_Assigned task_: Scan the material below for the string "data", and copy every line where it shows up.

+++

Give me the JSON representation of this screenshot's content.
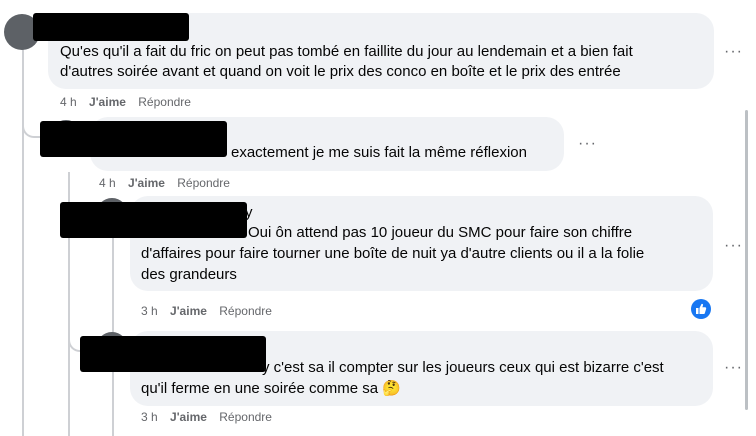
{
  "comments": [
    {
      "text_lines": [
        "Qu'es qu'il a fait du fric on peut pas tombé en faillite du jour au lendemain et a bien fait",
        "d'autres soirée avant et quand on voit le prix des conco en boîte et le prix des entrée"
      ],
      "time": "4 h",
      "like_label": "J'aime",
      "reply_label": "Répondre"
    },
    {
      "text_lines": [
        "exactement je me suis fait la même réflexion"
      ],
      "time": "4 h",
      "like_label": "J'aime",
      "reply_label": "Répondre"
    },
    {
      "name_fragment": "y",
      "text_lines": [
        "Oui ôn attend pas 10 joueur du SMC pour faire son chiffre",
        "d'affaires pour faire tourner une boîte de nuit ya d'autre clients ou il a la folie",
        "des grandeurs"
      ],
      "time": "3 h",
      "like_label": "J'aime",
      "reply_label": "Répondre",
      "reaction": "like"
    },
    {
      "text_lines": [
        "y c'est sa il compter sur les joueurs ceux qui est bizarre c'est",
        "qu'il ferme en une soirée comme sa 🤔"
      ],
      "time": "3 h",
      "like_label": "J'aime",
      "reply_label": "Répondre"
    }
  ],
  "more_label": "···",
  "colors": {
    "bubble": "#f0f2f5",
    "meta": "#65676b",
    "like_blue": "#1877f2"
  },
  "icons": {
    "reaction": "thumbs-up-icon",
    "more": "more-options-icon"
  }
}
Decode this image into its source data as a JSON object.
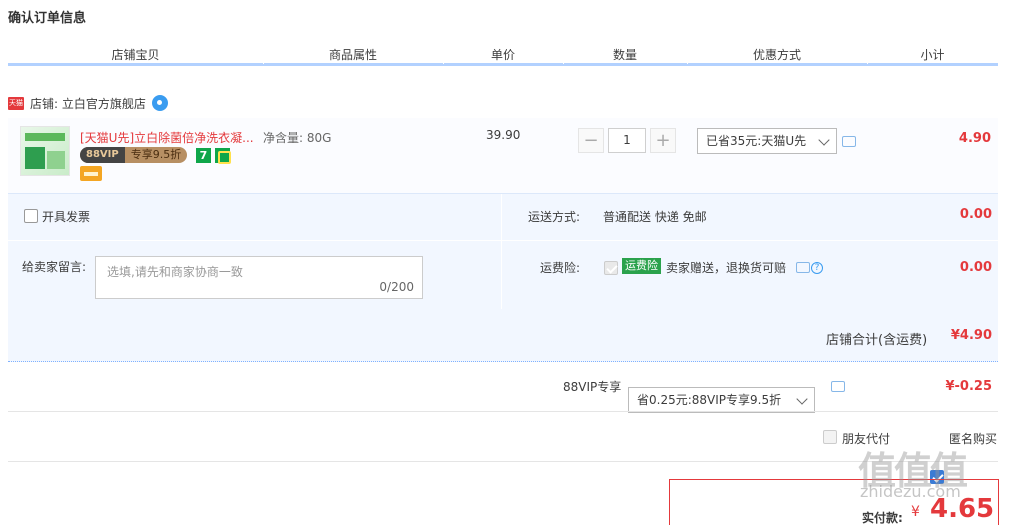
{
  "page_title": "确认订单信息",
  "columns": [
    "店铺宝贝",
    "商品属性",
    "单价",
    "数量",
    "优惠方式",
    "小计"
  ],
  "shop": {
    "badge": "天猫",
    "name": "店铺: 立白官方旗舰店"
  },
  "item": {
    "name": "[天猫U先]立白除菌倍净洗衣凝...",
    "vip_prefix": "88VIP",
    "vip_discount": "专享9.5折",
    "seven_day_badge": "7",
    "attribute": "净含量: 80G",
    "price": "39.90",
    "quantity": "1",
    "qty_minus": "−",
    "qty_plus": "+",
    "promo": "已省35元:天猫U先",
    "subtotal": "4.90"
  },
  "invoice_label": "开具发票",
  "shipping": {
    "label": "运送方式:",
    "value": "普通配送 快递 免邮",
    "price": "0.00"
  },
  "message": {
    "label": "给卖家留言:",
    "placeholder": "选填,请先和商家协商一致",
    "counter": "0/200"
  },
  "insurance": {
    "label": "运费险:",
    "tag": "运费险",
    "desc": "卖家赠送，退换货可赔",
    "help": "?",
    "price": "0.00"
  },
  "shop_total": {
    "label": "店铺合计(含运费)",
    "value": "¥4.90"
  },
  "vip_row": {
    "label": "88VIP专享",
    "select": "省0.25元:88VIP专享9.5折",
    "value": "¥-0.25"
  },
  "options": {
    "friend_pay": "朋友代付",
    "anonymous": "匿名购买"
  },
  "pay": {
    "label": "实付款:",
    "currency": "¥",
    "value": "4.65"
  },
  "watermark": {
    "glyphs": "值值值",
    "site": "zhidezu.com"
  },
  "colors": {
    "accent_red": "#e4393c",
    "header_border": "#b2d1ff",
    "panel_bg": "#f2f7ff"
  }
}
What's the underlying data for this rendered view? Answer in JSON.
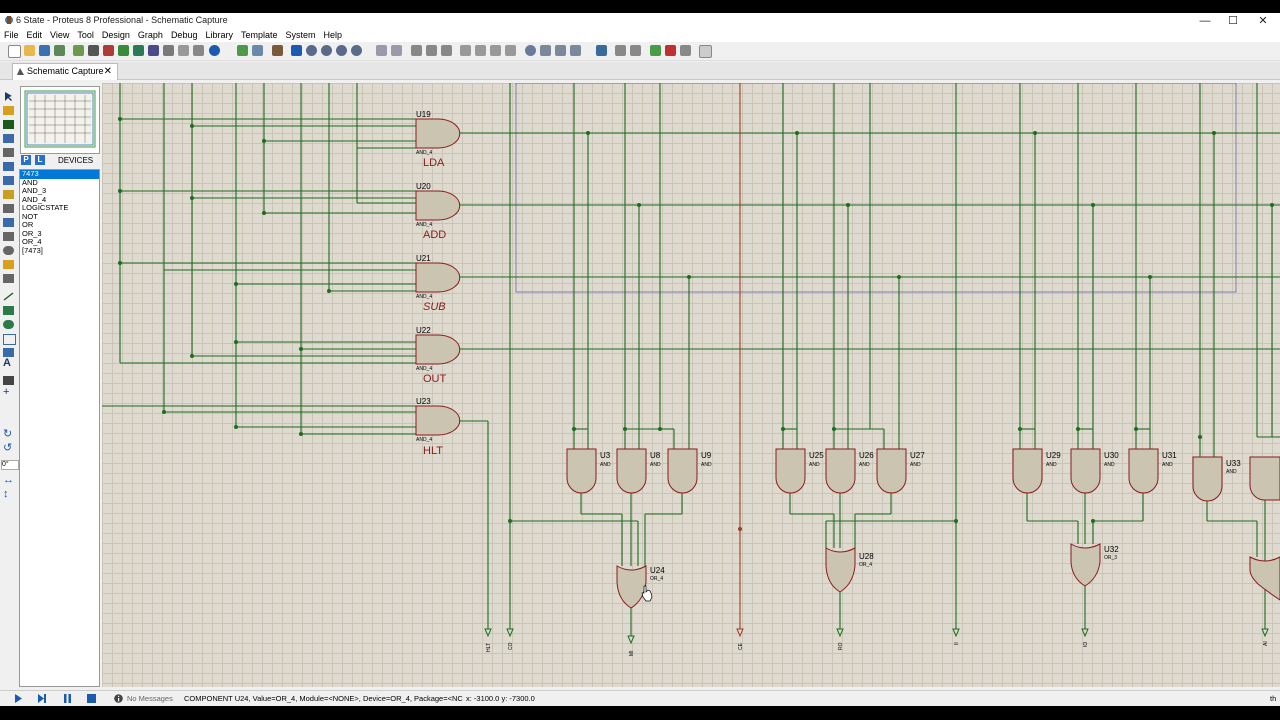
{
  "window": {
    "title": "6 State - Proteus 8 Professional - Schematic Capture"
  },
  "window_controls": {
    "minimize": "—",
    "maximize": "☐",
    "close": "✕"
  },
  "menu": [
    "File",
    "Edit",
    "View",
    "Tool",
    "Design",
    "Graph",
    "Debug",
    "Library",
    "Template",
    "System",
    "Help"
  ],
  "tab": {
    "label": "Schematic Capture",
    "close": "✕"
  },
  "devices": {
    "p_button": "P",
    "l_button": "L",
    "header": "DEVICES",
    "items": [
      "7473",
      "AND",
      "AND_3",
      "AND_4",
      "LOGICSTATE",
      "NOT",
      "OR",
      "OR_3",
      "OR_4",
      "[7473]"
    ],
    "selected_index": 0
  },
  "rotation": "0°",
  "schematic": {
    "decoders": [
      {
        "ref": "U19",
        "type": "AND_4",
        "label": "LDA",
        "label_style": "normal"
      },
      {
        "ref": "U20",
        "type": "AND_4",
        "label": "ADD",
        "label_style": "normal"
      },
      {
        "ref": "U21",
        "type": "AND_4",
        "label": "SUB",
        "label_style": "italic"
      },
      {
        "ref": "U22",
        "type": "AND_4",
        "label": "OUT",
        "label_style": "normal"
      },
      {
        "ref": "U23",
        "type": "AND_4",
        "label": "HLT",
        "label_style": "normal"
      }
    ],
    "and_gates": [
      {
        "ref": "U3",
        "type": "AND"
      },
      {
        "ref": "U8",
        "type": "AND"
      },
      {
        "ref": "U9",
        "type": "AND"
      },
      {
        "ref": "U25",
        "type": "AND"
      },
      {
        "ref": "U26",
        "type": "AND"
      },
      {
        "ref": "U27",
        "type": "AND"
      },
      {
        "ref": "U29",
        "type": "AND"
      },
      {
        "ref": "U30",
        "type": "AND"
      },
      {
        "ref": "U31",
        "type": "AND"
      },
      {
        "ref": "U33",
        "type": "AND"
      }
    ],
    "or_gates": [
      {
        "ref": "U24",
        "type": "OR_4"
      },
      {
        "ref": "U28",
        "type": "OR_4"
      },
      {
        "ref": "U32",
        "type": "OR_3"
      }
    ],
    "terminals": [
      "HLT",
      "CO",
      "MI",
      "CE",
      "RO",
      "II",
      "IO",
      "AI"
    ]
  },
  "status": {
    "messages": "No Messages",
    "component": "COMPONENT U24, Value=OR_4, Module=<NONE>, Device=OR_4, Package=<NC",
    "coords": "x:    -3100.0  y:    -7300.0",
    "right": "th"
  },
  "colors": {
    "wire": "#1f6b1f",
    "component_fill": "#cbc4b0",
    "component_stroke": "#8b1a1a",
    "grid_bg": "#dedad0",
    "label_red": "#8b1a1a",
    "selection_blue": "#2a6fc9"
  }
}
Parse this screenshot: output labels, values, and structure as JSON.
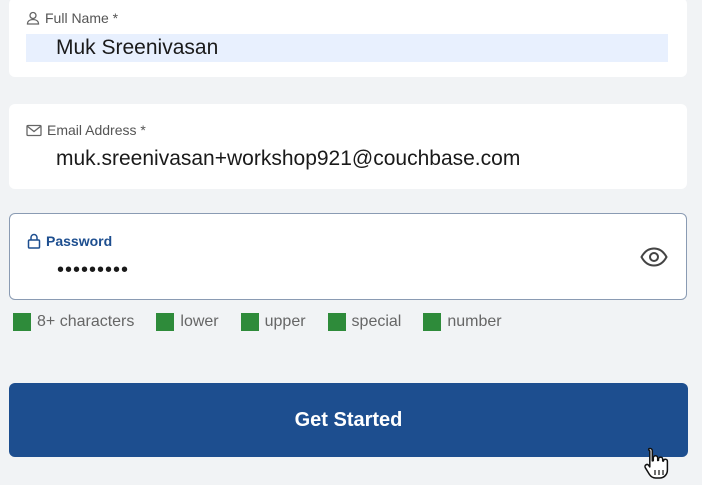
{
  "form": {
    "full_name": {
      "label": "Full Name *",
      "value": "Muk Sreenivasan",
      "icon": "user-icon"
    },
    "email": {
      "label": "Email Address *",
      "value": "muk.sreenivasan+workshop921@couchbase.com",
      "icon": "envelope-icon"
    },
    "password": {
      "label": "Password",
      "value": "•••••••••",
      "icon": "lock-icon",
      "toggle_icon": "eye-icon"
    },
    "requirements": [
      {
        "label": "8+ characters",
        "met": true
      },
      {
        "label": "lower",
        "met": true
      },
      {
        "label": "upper",
        "met": true
      },
      {
        "label": "special",
        "met": true
      },
      {
        "label": "number",
        "met": true
      }
    ],
    "submit_label": "Get Started"
  },
  "colors": {
    "accent": "#1d4e8f",
    "requirement_met": "#2e8b3a",
    "autofill_bg": "#e8f0fe"
  }
}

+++

_Expected output_:
Decode this image into its source data as a JSON object.
What's the underlying data for this rendered view? Answer in JSON.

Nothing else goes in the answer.